Child Marriage in Bangladesh
It should be happiest day of her life, but 15-year-old Nasoin Akhter couldn’t look more miserable. For the teenager isn’t getting ready for a birthday party or another big celebration – she is being forced into marriage to a 32-year-old man.
As the above image shows, the Bangladeshi schoolgirl appears forlorn and, at times, even scared as she gets ready for the ceremony in Manikganj, near the capital Dhaka. Sadly, Nasoin is by no means alone in a country which has one of the highest rates of child marriage in the world.
Earlier this year, Human Rights Watch released a damning report that revealed how 29 per cent of girls are married before the age of 15 and 65 per cent by the time they turn 18. The detrimental effects of early marriage on a girl can be extremely damaging.
Research from Girls Not Brides shows most young brides drop out of school and that girls who fall pregnant from 15 to 20 years old are twice as likely to die in childbirth than those 20 or older. Girls under 15 are at five times the risk.
The age difference between spouses can also a significant risk factor for violence and sexual abuse. Cultural tradition and poverty are the main reasons for child marriages. Larger dowries are not required for young girls and, economically, women’s earnings are insignificant as compared to men’s. Parents also believe that it protects girls from sexual assault and harassment.

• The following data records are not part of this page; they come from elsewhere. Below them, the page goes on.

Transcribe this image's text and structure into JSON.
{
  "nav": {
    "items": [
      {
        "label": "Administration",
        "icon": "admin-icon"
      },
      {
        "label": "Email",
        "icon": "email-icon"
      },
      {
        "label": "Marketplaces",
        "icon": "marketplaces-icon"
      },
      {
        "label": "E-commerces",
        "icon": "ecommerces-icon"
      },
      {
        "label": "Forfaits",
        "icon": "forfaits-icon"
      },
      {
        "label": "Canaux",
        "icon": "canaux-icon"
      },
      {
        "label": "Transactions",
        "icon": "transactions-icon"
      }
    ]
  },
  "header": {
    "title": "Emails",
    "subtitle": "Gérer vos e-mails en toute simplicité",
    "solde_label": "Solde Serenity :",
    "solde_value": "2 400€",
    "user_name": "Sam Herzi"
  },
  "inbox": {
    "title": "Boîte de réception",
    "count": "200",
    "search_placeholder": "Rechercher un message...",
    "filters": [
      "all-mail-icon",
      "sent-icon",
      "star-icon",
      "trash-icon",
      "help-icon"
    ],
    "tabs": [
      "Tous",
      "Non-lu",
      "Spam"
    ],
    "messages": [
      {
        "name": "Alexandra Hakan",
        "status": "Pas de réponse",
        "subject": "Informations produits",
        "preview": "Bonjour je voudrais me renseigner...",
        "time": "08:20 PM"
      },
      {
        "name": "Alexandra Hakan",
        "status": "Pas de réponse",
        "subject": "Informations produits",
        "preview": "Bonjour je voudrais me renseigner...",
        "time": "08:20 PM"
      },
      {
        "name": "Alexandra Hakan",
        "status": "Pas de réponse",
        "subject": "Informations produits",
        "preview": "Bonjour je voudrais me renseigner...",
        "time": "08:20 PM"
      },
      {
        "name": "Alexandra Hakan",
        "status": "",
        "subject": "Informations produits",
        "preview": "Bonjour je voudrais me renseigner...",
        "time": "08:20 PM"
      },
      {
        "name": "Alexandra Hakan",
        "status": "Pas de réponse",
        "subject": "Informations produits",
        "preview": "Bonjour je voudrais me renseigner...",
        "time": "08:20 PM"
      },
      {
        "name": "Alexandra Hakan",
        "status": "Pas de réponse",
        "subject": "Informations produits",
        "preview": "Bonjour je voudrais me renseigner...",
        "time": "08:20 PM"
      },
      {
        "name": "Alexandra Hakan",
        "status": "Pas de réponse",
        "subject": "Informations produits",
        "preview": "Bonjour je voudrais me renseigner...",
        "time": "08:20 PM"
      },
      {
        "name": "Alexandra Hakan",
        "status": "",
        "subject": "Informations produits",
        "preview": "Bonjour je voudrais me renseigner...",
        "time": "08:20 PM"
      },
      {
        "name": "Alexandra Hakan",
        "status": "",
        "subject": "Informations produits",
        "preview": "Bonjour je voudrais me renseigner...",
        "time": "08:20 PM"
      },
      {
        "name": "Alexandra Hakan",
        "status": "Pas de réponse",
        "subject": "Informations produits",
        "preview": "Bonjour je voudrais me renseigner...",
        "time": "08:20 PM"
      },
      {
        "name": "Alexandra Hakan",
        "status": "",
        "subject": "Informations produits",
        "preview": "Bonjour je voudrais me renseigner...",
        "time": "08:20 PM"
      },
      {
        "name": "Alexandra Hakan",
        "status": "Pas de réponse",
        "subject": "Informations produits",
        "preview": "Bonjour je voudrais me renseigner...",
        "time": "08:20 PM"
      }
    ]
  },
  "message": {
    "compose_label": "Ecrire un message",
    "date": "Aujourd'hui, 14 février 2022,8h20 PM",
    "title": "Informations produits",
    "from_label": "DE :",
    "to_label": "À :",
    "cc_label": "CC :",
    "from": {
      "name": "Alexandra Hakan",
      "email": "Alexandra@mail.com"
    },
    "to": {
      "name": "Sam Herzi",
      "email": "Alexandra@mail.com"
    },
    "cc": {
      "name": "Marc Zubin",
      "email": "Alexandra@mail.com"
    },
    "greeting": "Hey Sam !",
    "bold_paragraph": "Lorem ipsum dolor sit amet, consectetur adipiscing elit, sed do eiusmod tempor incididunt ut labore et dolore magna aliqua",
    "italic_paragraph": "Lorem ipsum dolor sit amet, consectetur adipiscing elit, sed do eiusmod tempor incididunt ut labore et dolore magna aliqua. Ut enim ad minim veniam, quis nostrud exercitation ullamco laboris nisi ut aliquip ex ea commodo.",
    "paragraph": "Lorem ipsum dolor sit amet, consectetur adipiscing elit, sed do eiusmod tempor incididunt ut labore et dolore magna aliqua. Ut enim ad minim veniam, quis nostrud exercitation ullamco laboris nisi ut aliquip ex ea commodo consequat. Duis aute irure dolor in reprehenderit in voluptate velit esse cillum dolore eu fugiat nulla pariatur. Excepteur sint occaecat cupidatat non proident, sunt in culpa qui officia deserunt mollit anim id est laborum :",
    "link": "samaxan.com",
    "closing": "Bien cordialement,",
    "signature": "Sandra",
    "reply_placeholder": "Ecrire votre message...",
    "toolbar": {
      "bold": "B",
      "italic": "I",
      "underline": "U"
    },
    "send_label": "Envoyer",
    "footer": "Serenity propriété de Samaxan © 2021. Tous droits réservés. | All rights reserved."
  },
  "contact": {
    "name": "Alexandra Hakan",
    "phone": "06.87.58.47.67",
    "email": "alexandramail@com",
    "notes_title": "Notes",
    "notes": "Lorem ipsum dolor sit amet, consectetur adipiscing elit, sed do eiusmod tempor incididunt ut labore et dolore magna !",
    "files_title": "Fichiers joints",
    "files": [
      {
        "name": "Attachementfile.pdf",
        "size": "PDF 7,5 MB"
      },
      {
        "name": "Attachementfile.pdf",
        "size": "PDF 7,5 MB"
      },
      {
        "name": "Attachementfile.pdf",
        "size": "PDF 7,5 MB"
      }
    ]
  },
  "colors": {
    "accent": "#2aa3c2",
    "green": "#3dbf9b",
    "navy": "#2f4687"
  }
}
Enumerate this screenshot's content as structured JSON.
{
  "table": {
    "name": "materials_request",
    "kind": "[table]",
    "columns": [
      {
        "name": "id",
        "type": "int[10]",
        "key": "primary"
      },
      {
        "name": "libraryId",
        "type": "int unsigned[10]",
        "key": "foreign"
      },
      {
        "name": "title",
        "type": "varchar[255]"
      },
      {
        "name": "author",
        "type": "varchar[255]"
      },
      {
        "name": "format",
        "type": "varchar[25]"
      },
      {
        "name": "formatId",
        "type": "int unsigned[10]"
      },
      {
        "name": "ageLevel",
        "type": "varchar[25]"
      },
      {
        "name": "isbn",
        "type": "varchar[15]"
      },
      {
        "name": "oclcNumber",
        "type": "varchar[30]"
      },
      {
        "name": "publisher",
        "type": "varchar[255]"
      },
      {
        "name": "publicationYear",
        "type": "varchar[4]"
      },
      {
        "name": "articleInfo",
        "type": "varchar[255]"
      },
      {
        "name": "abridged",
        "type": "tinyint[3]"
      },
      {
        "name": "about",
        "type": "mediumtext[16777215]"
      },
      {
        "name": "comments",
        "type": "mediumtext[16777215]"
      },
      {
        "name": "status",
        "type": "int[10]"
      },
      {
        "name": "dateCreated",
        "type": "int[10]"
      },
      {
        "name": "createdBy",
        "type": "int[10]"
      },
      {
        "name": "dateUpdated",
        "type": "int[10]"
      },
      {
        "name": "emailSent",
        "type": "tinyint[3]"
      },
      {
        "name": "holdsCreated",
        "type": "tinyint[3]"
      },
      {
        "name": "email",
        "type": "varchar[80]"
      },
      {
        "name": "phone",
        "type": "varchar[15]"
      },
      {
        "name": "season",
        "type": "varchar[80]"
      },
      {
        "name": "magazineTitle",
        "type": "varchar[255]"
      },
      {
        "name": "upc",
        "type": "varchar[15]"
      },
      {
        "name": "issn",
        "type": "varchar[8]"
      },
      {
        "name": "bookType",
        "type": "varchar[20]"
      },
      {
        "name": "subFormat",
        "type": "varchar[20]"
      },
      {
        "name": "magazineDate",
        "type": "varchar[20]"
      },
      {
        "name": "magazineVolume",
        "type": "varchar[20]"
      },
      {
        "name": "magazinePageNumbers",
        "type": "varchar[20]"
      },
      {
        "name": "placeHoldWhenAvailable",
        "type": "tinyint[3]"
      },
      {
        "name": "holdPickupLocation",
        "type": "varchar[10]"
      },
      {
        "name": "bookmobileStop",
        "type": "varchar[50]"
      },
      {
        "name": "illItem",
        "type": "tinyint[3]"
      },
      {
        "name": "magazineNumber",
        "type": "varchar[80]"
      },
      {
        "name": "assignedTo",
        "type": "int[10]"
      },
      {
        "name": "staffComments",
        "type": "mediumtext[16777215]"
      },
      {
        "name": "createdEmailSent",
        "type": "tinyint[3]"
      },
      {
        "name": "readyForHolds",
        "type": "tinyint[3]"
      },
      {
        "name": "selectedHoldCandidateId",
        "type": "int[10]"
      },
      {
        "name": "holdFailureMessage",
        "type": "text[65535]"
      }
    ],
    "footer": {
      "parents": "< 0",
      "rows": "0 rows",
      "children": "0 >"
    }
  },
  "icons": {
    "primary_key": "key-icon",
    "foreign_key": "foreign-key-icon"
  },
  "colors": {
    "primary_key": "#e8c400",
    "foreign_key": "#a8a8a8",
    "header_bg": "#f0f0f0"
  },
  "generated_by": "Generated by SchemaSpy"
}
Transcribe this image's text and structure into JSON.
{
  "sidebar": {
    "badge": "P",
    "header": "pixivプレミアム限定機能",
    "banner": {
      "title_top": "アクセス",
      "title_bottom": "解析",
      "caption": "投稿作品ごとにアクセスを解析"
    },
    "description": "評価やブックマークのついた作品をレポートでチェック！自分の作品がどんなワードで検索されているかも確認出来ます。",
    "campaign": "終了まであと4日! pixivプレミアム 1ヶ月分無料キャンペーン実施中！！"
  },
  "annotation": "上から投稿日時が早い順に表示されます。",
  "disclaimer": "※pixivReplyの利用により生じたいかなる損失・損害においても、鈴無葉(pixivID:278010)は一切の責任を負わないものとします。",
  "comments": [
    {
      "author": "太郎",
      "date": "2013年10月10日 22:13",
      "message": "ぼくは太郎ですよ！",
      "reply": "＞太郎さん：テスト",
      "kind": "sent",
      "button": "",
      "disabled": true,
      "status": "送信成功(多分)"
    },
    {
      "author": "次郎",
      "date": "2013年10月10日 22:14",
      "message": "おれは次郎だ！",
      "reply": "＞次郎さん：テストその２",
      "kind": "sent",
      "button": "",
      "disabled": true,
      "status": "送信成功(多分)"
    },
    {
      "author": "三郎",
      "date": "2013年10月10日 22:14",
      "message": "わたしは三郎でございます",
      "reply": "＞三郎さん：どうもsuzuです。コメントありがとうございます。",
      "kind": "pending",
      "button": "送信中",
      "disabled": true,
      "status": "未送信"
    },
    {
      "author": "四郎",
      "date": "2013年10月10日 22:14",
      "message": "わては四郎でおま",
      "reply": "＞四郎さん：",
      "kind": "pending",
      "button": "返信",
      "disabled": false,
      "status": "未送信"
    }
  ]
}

One state in the U.S. has a Bangladeshi-style rule…a woman can get married as young as 12 years old with her parents’ consent in South Carolina.